This year marks the 50th anniversary of Earth Day, which is a challenging milestone to celebrate in the middle of a pandemic that is keeping many of us socially distant and preventing large gatherings like cleanup events. But while the classroom sit-ins that were the hallmark of Gaylord Nelson’s movement might not be possible right now, there is still ample reason to celebrate the successes we have realized as a nation, as well as look to the challenges we are still facing.
The theme of this milestone Earth Day is climate change – a problem that is bigger than any one person, state, or even nation can grapple with alone. There are many parallels between climate change and the current COVID-19 pandemic – namely the need for efforts to fight it must be done both on a large scale and by individuals at the same time.
In Pennsylvania, we have recognized climate change as one of the biggest issues facing Pennsylvania, and we are working to address it on multiple fronts.
We know that the driver of climate change is fossil fuel emissions – the exhaust from our cars and power plants and factories, among other sources – and we are taking steps to reduce them.
One of those steps is joining an effort with our neighboring states in the northeast to cut down on emissions from power plants called the Regional Greenhouse Gas Initiative or RGGI for short. Being a part of RGGI means Pennsylvania will put a limit or cap on the amount of carbon dioxide that can be emitted by electric power plants and requiring them to pay for the pollution that they create. Power plants that generate less pollution will pay less and will be able to sell their electricity more cheaply. Carbon pollution will decrease, our air will be cleaner, and the revenue from the program will be reinvested into the Pennsylvania economy through projects to improve energy efficiency and reduce air pollution.
Another step is to cut down on another climate change-causing greenhouse gas: methane. This gas, which is the main component of natural gas, can be much more potent as a greenhouse gas. DEP has been developing regulations to prevent leakage of this gas, along with other air pollutants called volatile organic compounds (or VOCs) from natural gas wells and pipelines across the state, keeping it contained in pipelines. This regulation will apply to existing wells and pipelines, and complements requirements that are found in newer permits for natural gas wells and pipelines.
Fighting climate change is bigger than one agency though, and there are things that can and should be done by policymakers in the legislature and by leaders in the business community. The Pennsylvania Climate Action Plan outlines cost-effective ways we can reduce greenhouse gas pollution across the state. Smart farming practices, increased use of energy-efficient appliances and equipment in homes and offices, and updating building codes can all cut down on carbon pollution. These solutions don’t just fight climate change, in many cases they save money as well.
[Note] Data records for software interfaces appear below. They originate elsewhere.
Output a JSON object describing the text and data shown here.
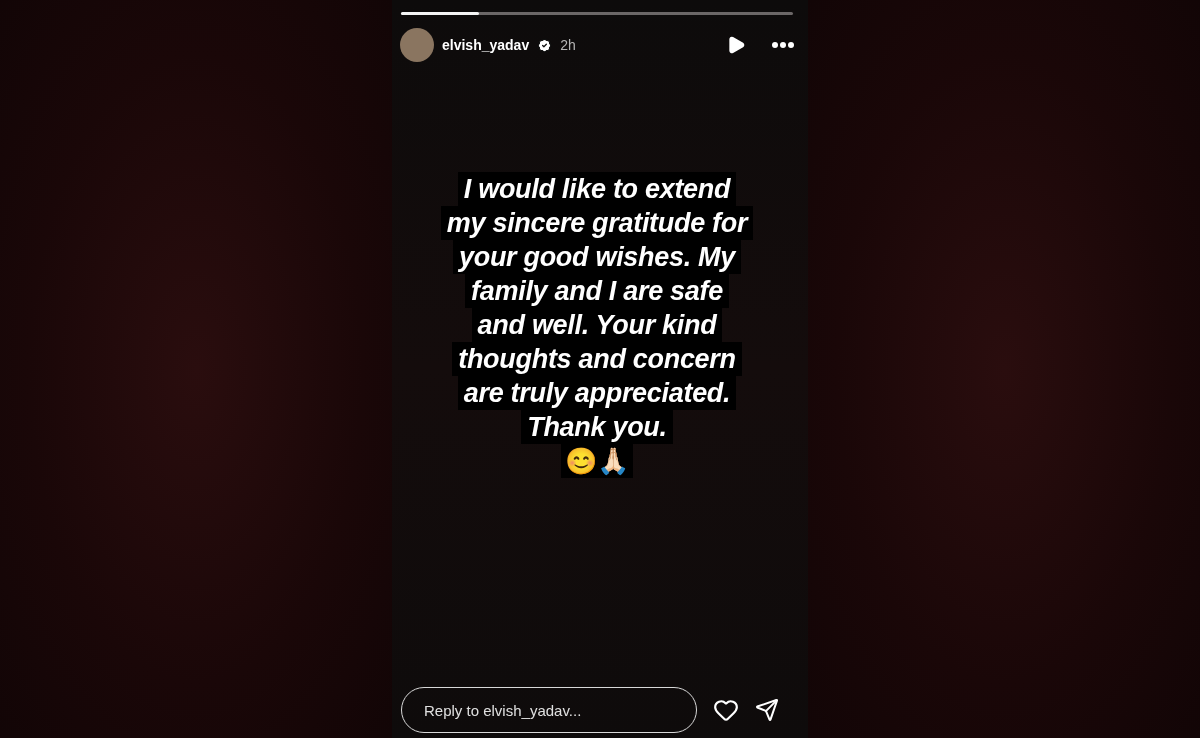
{
  "story": {
    "progress": {
      "level": 0.2
    },
    "username": "elvish_yadav",
    "verified": true,
    "time": "2h",
    "text_lines": [
      "I would like to extend",
      "my sincere gratitude for",
      "your good wishes. My",
      "family and I are safe",
      "and well. Your kind",
      "thoughts and concern",
      "are truly appreciated.",
      "Thank you."
    ],
    "emoji": "😊🙏🏻",
    "reply": {
      "placeholder": "Reply to elvish_yadav..."
    }
  }
}
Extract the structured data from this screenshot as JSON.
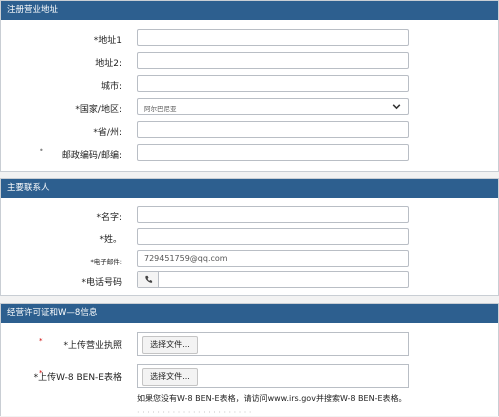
{
  "section_address": {
    "title": "注册营业地址",
    "fields": [
      {
        "label": "*地址1",
        "value": ""
      },
      {
        "label": "地址2:",
        "value": ""
      },
      {
        "label": "城市:",
        "value": ""
      },
      {
        "label": "*国家/地区:",
        "value": "阿尔巴尼亚"
      },
      {
        "label": "*省/州:",
        "value": ""
      },
      {
        "label": "邮政编码/邮编:",
        "value": ""
      }
    ]
  },
  "section_contact": {
    "title": "主要联系人",
    "fields": [
      {
        "label": "*名字:",
        "value": ""
      },
      {
        "label": "*姓。",
        "value": ""
      },
      {
        "label": "*电子邮件:",
        "value": "729451759@qq.com"
      },
      {
        "label": "*电话号码",
        "value": ""
      }
    ]
  },
  "section_license": {
    "title": "经营许可证和W—8信息",
    "uploads": [
      {
        "label": "*上传营业执照",
        "button": "选择文件..."
      },
      {
        "label": "*上传W-8 BEN-E表格",
        "button": "选择文件..."
      }
    ],
    "note": "如果您没有W-8 BEN-E表格，请访问www.irs.gov并搜索W-8 BEN-E表格。"
  },
  "icons": {
    "dropdown": "chevron-down-icon",
    "phone": "phone-icon"
  },
  "colors": {
    "header_bg": "#2d5f8f",
    "page_bg": "#f2f2f2"
  }
}
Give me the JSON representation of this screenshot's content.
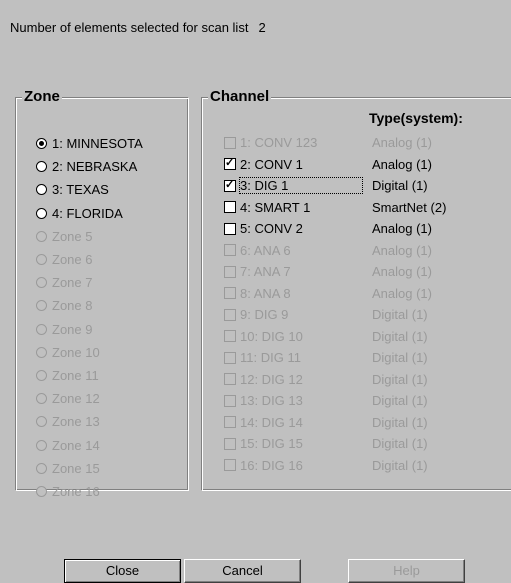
{
  "scan": {
    "label": "Number of elements selected for scan list",
    "count": "2"
  },
  "zone": {
    "title": "Zone",
    "items": [
      {
        "label": "1: MINNESOTA",
        "checked": true,
        "enabled": true
      },
      {
        "label": "2: NEBRASKA",
        "checked": false,
        "enabled": true
      },
      {
        "label": "3: TEXAS",
        "checked": false,
        "enabled": true
      },
      {
        "label": "4: FLORIDA",
        "checked": false,
        "enabled": true
      },
      {
        "label": "Zone 5",
        "checked": false,
        "enabled": false
      },
      {
        "label": "Zone 6",
        "checked": false,
        "enabled": false
      },
      {
        "label": "Zone 7",
        "checked": false,
        "enabled": false
      },
      {
        "label": "Zone 8",
        "checked": false,
        "enabled": false
      },
      {
        "label": "Zone 9",
        "checked": false,
        "enabled": false
      },
      {
        "label": "Zone 10",
        "checked": false,
        "enabled": false
      },
      {
        "label": "Zone 11",
        "checked": false,
        "enabled": false
      },
      {
        "label": "Zone 12",
        "checked": false,
        "enabled": false
      },
      {
        "label": "Zone 13",
        "checked": false,
        "enabled": false
      },
      {
        "label": "Zone 14",
        "checked": false,
        "enabled": false
      },
      {
        "label": "Zone 15",
        "checked": false,
        "enabled": false
      },
      {
        "label": "Zone 16",
        "checked": false,
        "enabled": false
      }
    ]
  },
  "channel": {
    "title": "Channel",
    "type_header": "Type(system):",
    "items": [
      {
        "label": "1: CONV 123",
        "type": "Analog (1)",
        "checked": false,
        "enabled": false
      },
      {
        "label": "2: CONV 1",
        "type": "Analog (1)",
        "checked": true,
        "enabled": true
      },
      {
        "label": "3: DIG 1",
        "type": "Digital (1)",
        "checked": true,
        "enabled": true,
        "focused": true
      },
      {
        "label": "4: SMART 1",
        "type": "SmartNet (2)",
        "checked": false,
        "enabled": true
      },
      {
        "label": "5: CONV 2",
        "type": "Analog (1)",
        "checked": false,
        "enabled": true
      },
      {
        "label": "6: ANA 6",
        "type": "Analog (1)",
        "checked": false,
        "enabled": false
      },
      {
        "label": "7: ANA 7",
        "type": "Analog (1)",
        "checked": false,
        "enabled": false
      },
      {
        "label": "8: ANA 8",
        "type": "Analog (1)",
        "checked": false,
        "enabled": false
      },
      {
        "label": "9: DIG 9",
        "type": "Digital (1)",
        "checked": false,
        "enabled": false
      },
      {
        "label": "10: DIG 10",
        "type": "Digital (1)",
        "checked": false,
        "enabled": false
      },
      {
        "label": "11: DIG 11",
        "type": "Digital (1)",
        "checked": false,
        "enabled": false
      },
      {
        "label": "12: DIG 12",
        "type": "Digital (1)",
        "checked": false,
        "enabled": false
      },
      {
        "label": "13: DIG 13",
        "type": "Digital (1)",
        "checked": false,
        "enabled": false
      },
      {
        "label": "14: DIG 14",
        "type": "Digital (1)",
        "checked": false,
        "enabled": false
      },
      {
        "label": "15: DIG 15",
        "type": "Digital (1)",
        "checked": false,
        "enabled": false
      },
      {
        "label": "16: DIG 16",
        "type": "Digital (1)",
        "checked": false,
        "enabled": false
      }
    ]
  },
  "buttons": {
    "close": "Close",
    "cancel": "Cancel",
    "help": "Help",
    "help_enabled": false
  }
}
The COVID-19 pandemic has shown the power of working together as a society to tackle a worldwide threat at all levels – global, national, state, and individual. We can put the same effort into reshaping our environment and economy for the future and fight climate change. This is possibly the best way that we can make every day Earth Day, even if we can’t all celebrate together this year.